=== INSTRUCTIONS FOR THE TASK ===
All records below must be written out exactly, with the pictures excluded.
MATERIAL FOR THIS TASK below:
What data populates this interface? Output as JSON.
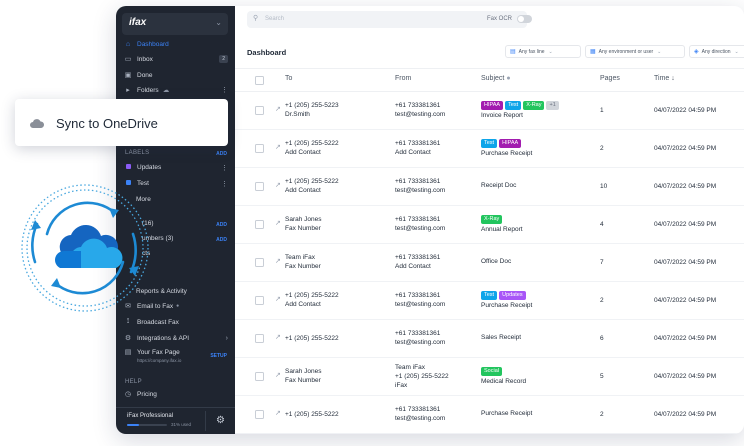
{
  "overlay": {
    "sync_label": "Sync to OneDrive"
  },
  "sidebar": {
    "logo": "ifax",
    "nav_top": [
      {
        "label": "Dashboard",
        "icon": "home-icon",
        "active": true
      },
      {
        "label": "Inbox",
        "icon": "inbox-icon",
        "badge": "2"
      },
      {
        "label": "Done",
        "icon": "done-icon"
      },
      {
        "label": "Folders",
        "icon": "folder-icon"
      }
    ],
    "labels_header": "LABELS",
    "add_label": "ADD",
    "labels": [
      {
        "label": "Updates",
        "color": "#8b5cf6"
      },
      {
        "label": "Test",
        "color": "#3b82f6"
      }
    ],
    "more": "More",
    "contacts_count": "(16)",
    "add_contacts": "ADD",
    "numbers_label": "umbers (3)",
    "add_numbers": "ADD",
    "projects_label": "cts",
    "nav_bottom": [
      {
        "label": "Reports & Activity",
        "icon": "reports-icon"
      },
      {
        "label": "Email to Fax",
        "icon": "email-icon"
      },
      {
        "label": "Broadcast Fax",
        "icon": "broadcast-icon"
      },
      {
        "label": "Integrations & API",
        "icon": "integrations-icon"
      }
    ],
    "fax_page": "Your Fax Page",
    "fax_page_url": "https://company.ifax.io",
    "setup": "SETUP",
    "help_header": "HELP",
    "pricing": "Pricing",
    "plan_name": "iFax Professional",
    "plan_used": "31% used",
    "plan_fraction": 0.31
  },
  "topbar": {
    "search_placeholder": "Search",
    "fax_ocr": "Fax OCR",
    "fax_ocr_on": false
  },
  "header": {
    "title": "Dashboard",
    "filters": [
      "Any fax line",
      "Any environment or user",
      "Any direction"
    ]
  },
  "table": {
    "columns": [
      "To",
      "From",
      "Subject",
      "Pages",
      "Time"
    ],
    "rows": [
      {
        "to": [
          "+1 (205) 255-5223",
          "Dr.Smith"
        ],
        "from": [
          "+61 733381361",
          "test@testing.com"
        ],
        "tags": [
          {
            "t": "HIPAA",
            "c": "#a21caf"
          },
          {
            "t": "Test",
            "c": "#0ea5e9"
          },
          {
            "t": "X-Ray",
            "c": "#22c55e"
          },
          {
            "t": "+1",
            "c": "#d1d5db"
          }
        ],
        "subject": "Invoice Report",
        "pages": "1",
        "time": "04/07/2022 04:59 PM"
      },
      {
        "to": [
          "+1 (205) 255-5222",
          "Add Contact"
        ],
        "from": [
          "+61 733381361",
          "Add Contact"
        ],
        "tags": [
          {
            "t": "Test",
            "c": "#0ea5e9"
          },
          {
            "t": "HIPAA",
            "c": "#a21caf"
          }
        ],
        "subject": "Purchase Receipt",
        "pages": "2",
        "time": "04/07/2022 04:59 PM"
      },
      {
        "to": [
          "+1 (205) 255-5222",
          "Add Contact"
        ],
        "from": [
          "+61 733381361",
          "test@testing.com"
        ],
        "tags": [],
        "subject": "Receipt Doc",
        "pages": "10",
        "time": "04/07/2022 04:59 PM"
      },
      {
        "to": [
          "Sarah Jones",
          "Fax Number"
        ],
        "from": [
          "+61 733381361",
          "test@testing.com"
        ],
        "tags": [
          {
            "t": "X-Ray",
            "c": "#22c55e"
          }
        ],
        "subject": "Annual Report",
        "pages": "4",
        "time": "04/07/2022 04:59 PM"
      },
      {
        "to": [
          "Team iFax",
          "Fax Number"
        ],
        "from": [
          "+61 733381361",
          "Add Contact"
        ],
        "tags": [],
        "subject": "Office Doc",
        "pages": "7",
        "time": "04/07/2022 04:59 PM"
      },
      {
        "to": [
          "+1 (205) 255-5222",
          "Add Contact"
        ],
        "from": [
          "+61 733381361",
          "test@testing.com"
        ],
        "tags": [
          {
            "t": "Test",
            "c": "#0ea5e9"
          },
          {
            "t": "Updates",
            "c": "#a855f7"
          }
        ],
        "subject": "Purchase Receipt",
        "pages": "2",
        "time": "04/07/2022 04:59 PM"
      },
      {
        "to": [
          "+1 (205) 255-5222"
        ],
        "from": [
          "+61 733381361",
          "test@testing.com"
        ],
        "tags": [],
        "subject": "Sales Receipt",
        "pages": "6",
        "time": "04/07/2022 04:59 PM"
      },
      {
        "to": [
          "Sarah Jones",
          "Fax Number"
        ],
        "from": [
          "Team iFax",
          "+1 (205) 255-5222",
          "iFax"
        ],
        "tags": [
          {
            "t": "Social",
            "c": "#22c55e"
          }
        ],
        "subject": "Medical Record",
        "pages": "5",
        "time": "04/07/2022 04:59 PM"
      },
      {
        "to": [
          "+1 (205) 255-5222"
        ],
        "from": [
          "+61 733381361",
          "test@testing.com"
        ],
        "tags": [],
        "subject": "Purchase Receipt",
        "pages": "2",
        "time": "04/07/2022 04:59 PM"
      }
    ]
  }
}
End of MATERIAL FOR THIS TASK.
=== EXERCISE RESULT ===
What data populates this interface? Output as JSON.
{
  "overlay": {
    "sync_label": "Sync to OneDrive"
  },
  "sidebar": {
    "logo": "ifax",
    "nav_top": [
      {
        "label": "Dashboard",
        "icon": "home-icon",
        "active": true
      },
      {
        "label": "Inbox",
        "icon": "inbox-icon",
        "badge": "2"
      },
      {
        "label": "Done",
        "icon": "done-icon"
      },
      {
        "label": "Folders",
        "icon": "folder-icon"
      }
    ],
    "labels_header": "LABELS",
    "add_label": "ADD",
    "labels": [
      {
        "label": "Updates",
        "color": "#8b5cf6"
      },
      {
        "label": "Test",
        "color": "#3b82f6"
      }
    ],
    "more": "More",
    "contacts_count": "(16)",
    "add_contacts": "ADD",
    "numbers_label": "umbers (3)",
    "add_numbers": "ADD",
    "projects_label": "cts",
    "nav_bottom": [
      {
        "label": "Reports & Activity",
        "icon": "reports-icon"
      },
      {
        "label": "Email to Fax",
        "icon": "email-icon"
      },
      {
        "label": "Broadcast Fax",
        "icon": "broadcast-icon"
      },
      {
        "label": "Integrations & API",
        "icon": "integrations-icon"
      }
    ],
    "fax_page": "Your Fax Page",
    "fax_page_url": "https://company.ifax.io",
    "setup": "SETUP",
    "help_header": "HELP",
    "pricing": "Pricing",
    "plan_name": "iFax Professional",
    "plan_used": "31% used",
    "plan_fraction": 0.31
  },
  "topbar": {
    "search_placeholder": "Search",
    "fax_ocr": "Fax OCR",
    "fax_ocr_on": false
  },
  "header": {
    "title": "Dashboard",
    "filters": [
      "Any fax line",
      "Any environment or user",
      "Any direction"
    ]
  },
  "table": {
    "columns": [
      "To",
      "From",
      "Subject",
      "Pages",
      "Time"
    ],
    "rows": [
      {
        "to": [
          "+1 (205) 255-5223",
          "Dr.Smith"
        ],
        "from": [
          "+61 733381361",
          "test@testing.com"
        ],
        "tags": [
          {
            "t": "HIPAA",
            "c": "#a21caf"
          },
          {
            "t": "Test",
            "c": "#0ea5e9"
          },
          {
            "t": "X-Ray",
            "c": "#22c55e"
          },
          {
            "t": "+1",
            "c": "#d1d5db"
          }
        ],
        "subject": "Invoice Report",
        "pages": "1",
        "time": "04/07/2022 04:59 PM"
      },
      {
        "to": [
          "+1 (205) 255-5222",
          "Add Contact"
        ],
        "from": [
          "+61 733381361",
          "Add Contact"
        ],
        "tags": [
          {
            "t": "Test",
            "c": "#0ea5e9"
          },
          {
            "t": "HIPAA",
            "c": "#a21caf"
          }
        ],
        "subject": "Purchase Receipt",
        "pages": "2",
        "time": "04/07/2022 04:59 PM"
      },
      {
        "to": [
          "+1 (205) 255-5222",
          "Add Contact"
        ],
        "from": [
          "+61 733381361",
          "test@testing.com"
        ],
        "tags": [],
        "subject": "Receipt Doc",
        "pages": "10",
        "time": "04/07/2022 04:59 PM"
      },
      {
        "to": [
          "Sarah Jones",
          "Fax Number"
        ],
        "from": [
          "+61 733381361",
          "test@testing.com"
        ],
        "tags": [
          {
            "t": "X-Ray",
            "c": "#22c55e"
          }
        ],
        "subject": "Annual Report",
        "pages": "4",
        "time": "04/07/2022 04:59 PM"
      },
      {
        "to": [
          "Team iFax",
          "Fax Number"
        ],
        "from": [
          "+61 733381361",
          "Add Contact"
        ],
        "tags": [],
        "subject": "Office Doc",
        "pages": "7",
        "time": "04/07/2022 04:59 PM"
      },
      {
        "to": [
          "+1 (205) 255-5222",
          "Add Contact"
        ],
        "from": [
          "+61 733381361",
          "test@testing.com"
        ],
        "tags": [
          {
            "t": "Test",
            "c": "#0ea5e9"
          },
          {
            "t": "Updates",
            "c": "#a855f7"
          }
        ],
        "subject": "Purchase Receipt",
        "pages": "2",
        "time": "04/07/2022 04:59 PM"
      },
      {
        "to": [
          "+1 (205) 255-5222"
        ],
        "from": [
          "+61 733381361",
          "test@testing.com"
        ],
        "tags": [],
        "subject": "Sales Receipt",
        "pages": "6",
        "time": "04/07/2022 04:59 PM"
      },
      {
        "to": [
          "Sarah Jones",
          "Fax Number"
        ],
        "from": [
          "Team iFax",
          "+1 (205) 255-5222",
          "iFax"
        ],
        "tags": [
          {
            "t": "Social",
            "c": "#22c55e"
          }
        ],
        "subject": "Medical Record",
        "pages": "5",
        "time": "04/07/2022 04:59 PM"
      },
      {
        "to": [
          "+1 (205) 255-5222"
        ],
        "from": [
          "+61 733381361",
          "test@testing.com"
        ],
        "tags": [],
        "subject": "Purchase Receipt",
        "pages": "2",
        "time": "04/07/2022 04:59 PM"
      }
    ]
  }
}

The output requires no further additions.